_REQUIRED WORK_
Lines from the records below that contain the word "label" are to be copied out.

_DATA SUPPLIED_
++++++++++++++++++++
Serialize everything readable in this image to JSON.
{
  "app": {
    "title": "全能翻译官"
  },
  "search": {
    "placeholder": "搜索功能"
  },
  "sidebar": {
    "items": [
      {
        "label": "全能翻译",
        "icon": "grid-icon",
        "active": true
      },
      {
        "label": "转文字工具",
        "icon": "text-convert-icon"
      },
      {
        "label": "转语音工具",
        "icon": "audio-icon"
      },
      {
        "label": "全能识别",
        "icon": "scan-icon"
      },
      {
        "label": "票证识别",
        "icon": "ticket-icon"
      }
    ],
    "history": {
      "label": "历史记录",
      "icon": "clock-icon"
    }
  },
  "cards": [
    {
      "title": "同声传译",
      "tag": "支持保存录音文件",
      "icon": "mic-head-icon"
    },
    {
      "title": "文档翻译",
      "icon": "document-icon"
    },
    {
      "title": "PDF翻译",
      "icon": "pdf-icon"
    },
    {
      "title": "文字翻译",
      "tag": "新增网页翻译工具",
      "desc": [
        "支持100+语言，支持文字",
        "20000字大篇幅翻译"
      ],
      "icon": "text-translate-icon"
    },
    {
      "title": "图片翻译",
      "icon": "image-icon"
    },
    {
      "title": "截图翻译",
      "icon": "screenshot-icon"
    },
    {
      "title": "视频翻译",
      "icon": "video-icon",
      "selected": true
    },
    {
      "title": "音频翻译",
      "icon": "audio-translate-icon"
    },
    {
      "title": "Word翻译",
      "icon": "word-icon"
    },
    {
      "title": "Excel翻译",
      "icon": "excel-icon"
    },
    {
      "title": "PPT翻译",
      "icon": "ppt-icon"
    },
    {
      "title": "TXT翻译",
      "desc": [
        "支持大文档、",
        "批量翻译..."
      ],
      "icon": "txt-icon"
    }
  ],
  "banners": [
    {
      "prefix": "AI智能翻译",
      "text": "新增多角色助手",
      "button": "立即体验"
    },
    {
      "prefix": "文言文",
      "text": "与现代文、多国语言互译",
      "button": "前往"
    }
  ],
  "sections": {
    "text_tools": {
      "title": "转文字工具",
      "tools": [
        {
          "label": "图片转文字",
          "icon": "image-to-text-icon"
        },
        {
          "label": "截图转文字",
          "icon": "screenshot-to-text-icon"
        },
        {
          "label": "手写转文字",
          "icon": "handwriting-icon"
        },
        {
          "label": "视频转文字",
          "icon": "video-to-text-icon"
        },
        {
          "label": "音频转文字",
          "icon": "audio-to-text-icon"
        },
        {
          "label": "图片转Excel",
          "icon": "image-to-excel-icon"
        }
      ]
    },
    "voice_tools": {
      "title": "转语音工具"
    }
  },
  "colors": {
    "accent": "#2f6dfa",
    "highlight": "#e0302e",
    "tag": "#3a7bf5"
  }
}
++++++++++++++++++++
_COMPLETED EXERCISE_
        "label": "全能翻译",
        "label": "转文字工具",
        "label": "转语音工具",
        "label": "全能识别",
        "label": "票证识别",
      "label": "历史记录",
          "label": "图片转文字",
          "label": "截图转文字",
          "label": "手写转文字",
          "label": "视频转文字",
          "label": "音频转文字",
          "label": "图片转Excel",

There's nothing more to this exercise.